Auto owners rarely fail to heed the warning signs in their cars when noises start a-knockin’. So why do homeowners delay in getting their household appliance parts replaced as they start to see warning signs? Examples like when the refrigerator door seal starts to come loose, or when the oven starts to let out heat from a cracked glass pane, or a washer-dryer set up starts to under perform, leaving you with wet clothes.
Maybe appliance owners need some direction and some guidelines to get the job done. In the handbook of repairing your household appliances with appliance parts, there are key tips that our team can pass along to homeowners.

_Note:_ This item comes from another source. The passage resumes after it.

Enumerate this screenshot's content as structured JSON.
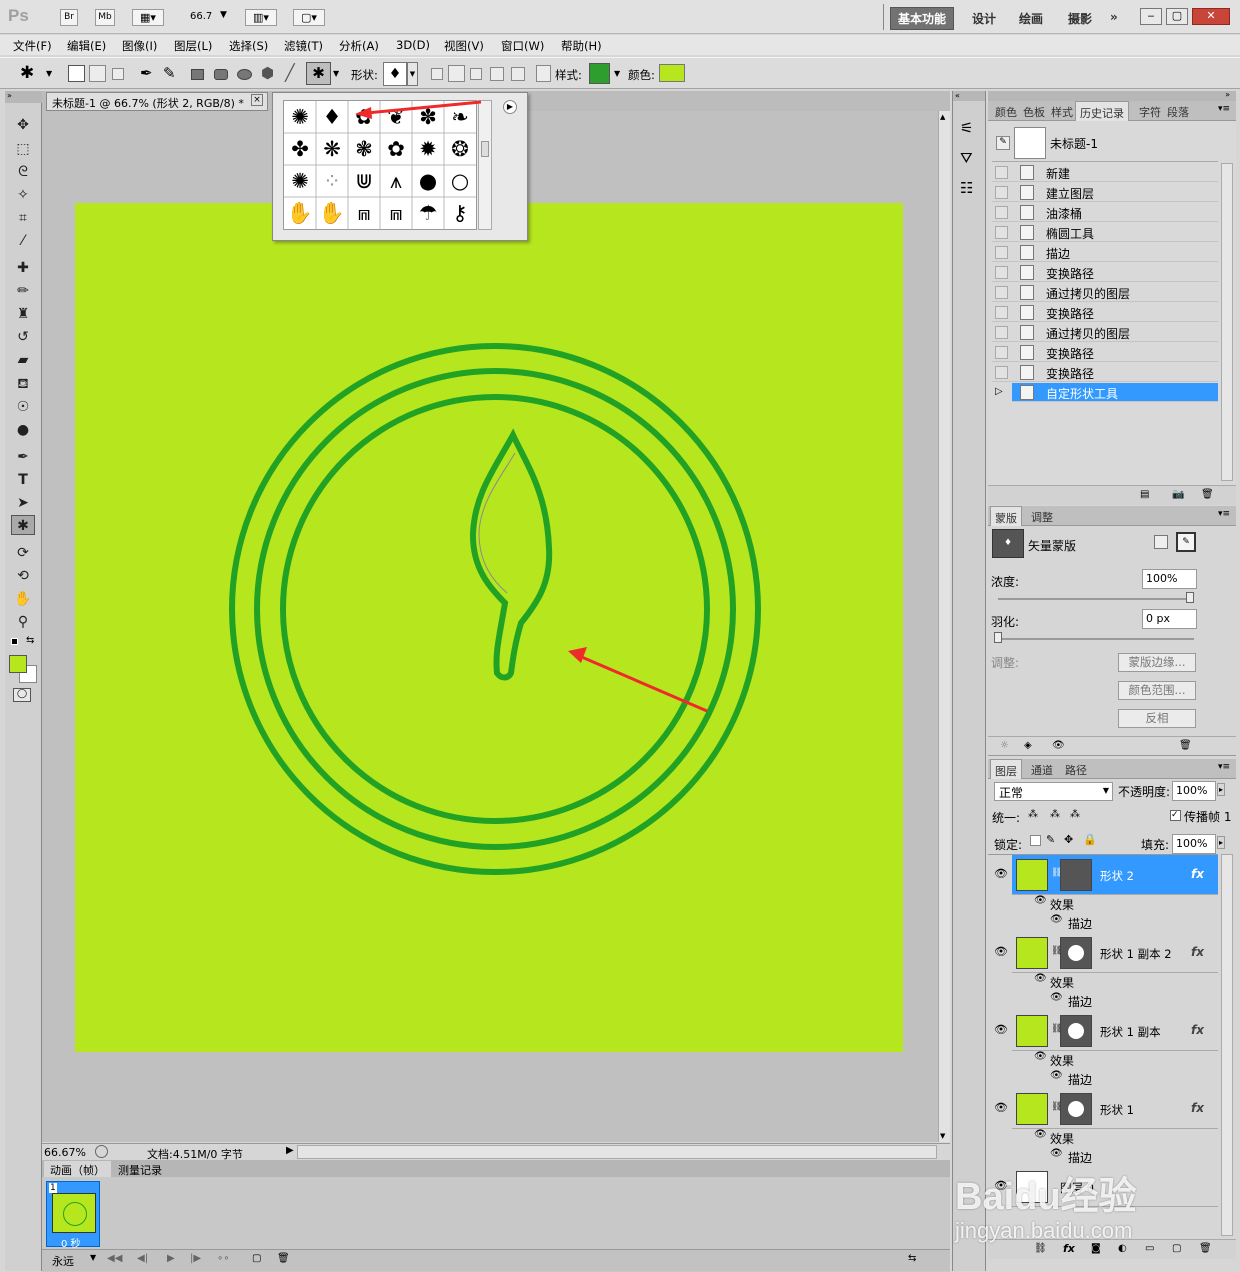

- Disconnect all electric power and gas supply connections to your appliances before attempting any repairs. It’s important to heed the rule of safety if you’re trying to fix some burnt out parts that aren’t working on major appliances, like washers-dryers, air conditioners and gas heaters. Make sure to disconnect first before you start any appliance diagnosis.
- Determine what you’re capable of fixing on your own with your tools. A good rule of thumb for checking if you can do the repairs yourself is to see if the parts of an appliance are held together with screws, bolts, plugs, and other take-apart fasteners. If they are, you can probably make the repairs yourself. If you see that the parts you need to meddle with are joined together with rivets or welds, then it’s best to punt this one over to a professional service operators for the appliance.
- Do the work yourself and save money. Generally, broken or worn appliance parts can be replaced more quickly than it would be going to a professional service firm. Seek out the model number and find an appliance parts dealer online for the right part, which is usually bought at a fraction of what the service firm might charge. Nine times out of ten, it’s okay to use a similar part for your appliance if fits into space from the previous part. Just remember to check manufacturer’s installation guidelines.
Other useful tips for attempting your own appliance parts repair includes:
- Check for blown fuses for your electrical grids on your major appliances, especially for 220-240-volt appliances like ranges and air conditioners.
- Double check to see that all existing parts that are supposed to work are working. By process of eliminating certain parts, you can see which part is in need of repair. To determine whether an outlet or power cord is working is working, use a voltage tester to test it.
- Always check the reset buttons on outlet switches before attempting any appliance repairs. Sometimes the problem is not the appliance, but a blown outlet switch. Push the reset buttons to restore power to appliances such as washers, dryers, and ranges.
When you are looking for appliance parts for refrigerators, washing machines, dryers, ranges, dishwashers, and ice machines, contact Appliance Parts Company. It’s one of the top online sources for appliance repair parts needs. Check the web page for an affordable part for your malfunctioning appliance.